The report's findings reflect growing income inequality. The shrinking of the middle class means that more people are falling into one of two extremes: rich or poor. Since the 1970s, lower and middle-class wages have stagnated, but those at the top have seen their net worth grow dramatically. According to the Congressional Budget Office, those in the top one percent saw their incomes grow by 192 percent since 1979, compared to just 41 percent for the shrinking middle class.

Did your household make the middle-class cut? Use this income calculator to find out.

More middle-income households are shifting to either the lower or upper-income bracket, as this chart illustrates.

Pew

These trends are making it more difficult for adults to achieve the "American Dream," as ATTN: recently reported. Slow national, economic growth — in terms of gross domestic product — in tandem with less income distribution has created an environment where the chances of earning as much or more than your parents has gradually declined since the 1940s.

"The decline of the middle class is a reflection of rising income inequality in the U.S.," the Pew report concluded. "Generally speaking, middle-class households are more prevalent in metropolitan areas where there is less of a gap between the incomes of households near the top and the bottom ends of the income distribution.

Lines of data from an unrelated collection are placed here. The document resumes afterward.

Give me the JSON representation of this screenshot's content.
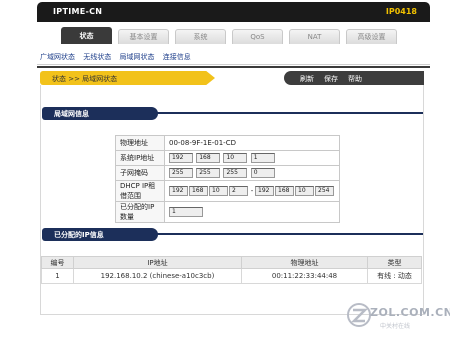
{
  "header": {
    "brand": "IPTIME-CN",
    "model": "IP0418"
  },
  "tabs": [
    {
      "label": "状态",
      "active": true
    },
    {
      "label": "基本设置",
      "active": false
    },
    {
      "label": "系统",
      "active": false
    },
    {
      "label": "QoS",
      "active": false
    },
    {
      "label": "NAT",
      "active": false
    },
    {
      "label": "高级设置",
      "active": false
    }
  ],
  "subnav": [
    "广域网状态",
    "无线状态",
    "局域网状态",
    "连接信息"
  ],
  "breadcrumb": "状态 >> 局域网状态",
  "actions": {
    "refresh": "刷新",
    "save": "保存",
    "help": "帮助"
  },
  "lan_section": {
    "title": "局域网信息",
    "mac_label": "物理地址",
    "mac_value": "00-08-9F-1E-01-CD",
    "ip_label": "系统IP地址",
    "ip": [
      "192",
      "168",
      "10",
      "1"
    ],
    "mask_label": "子网掩码",
    "mask": [
      "255",
      "255",
      "255",
      "0"
    ],
    "dhcp_label": "DHCP IP租借范围",
    "dhcp_start": [
      "192",
      "168",
      "10",
      "2"
    ],
    "dhcp_sep": "-",
    "dhcp_end": [
      "192",
      "168",
      "10",
      "254"
    ],
    "assigned_label": "已分配的IP数量",
    "assigned_value": "1"
  },
  "clients_section": {
    "title": "已分配的IP信息",
    "columns": [
      "编号",
      "IP地址",
      "物理地址",
      "类型"
    ],
    "rows": [
      {
        "num": "1",
        "ip": "192.168.10.2 (chinese-a10c3cb)",
        "mac": "00:11:22:33:44:48",
        "type": "有线 : 动态"
      }
    ]
  },
  "watermark": {
    "text": "ZOL.COM.CN",
    "sub": "中关村在线"
  },
  "colors": {
    "nav_dark": "#1c2f5a",
    "breadcrumb": "#f2c21b",
    "topbar": "#1a1a1a",
    "model": "#f0c000"
  }
}
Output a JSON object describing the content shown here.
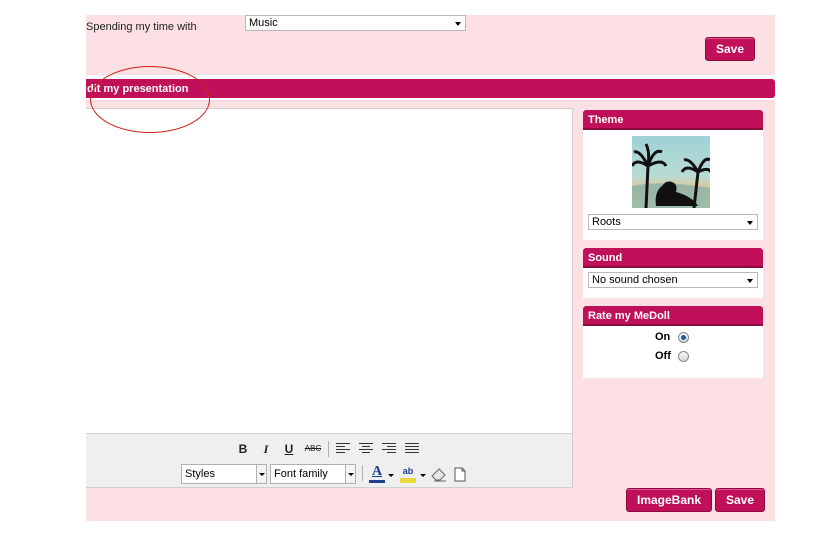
{
  "top": {
    "spending_label": "Spending my time with",
    "spending_value": "Music",
    "save_label": "Save"
  },
  "header": {
    "title": "dit my presentation"
  },
  "toolbar": {
    "bold": "B",
    "italic": "I",
    "underline": "U",
    "strikethrough": "ABC",
    "styles": "Styles",
    "font_family": "Font family",
    "font_color_letter": "A",
    "highlight_letters": "ab"
  },
  "theme": {
    "title": "Theme",
    "selected": "Roots"
  },
  "sound": {
    "title": "Sound",
    "selected": "No sound chosen"
  },
  "rate": {
    "title": "Rate my MeDoll",
    "on_label": "On",
    "off_label": "Off",
    "selected": "On"
  },
  "footer": {
    "imagebank_label": "ImageBank",
    "save_label": "Save"
  },
  "colors": {
    "accent": "#c0105a",
    "panel_bg": "#fde0e3"
  }
}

Moreover, from 2000 to 2014, the middle-class share decreased more in areas with a greater increase in income inequality."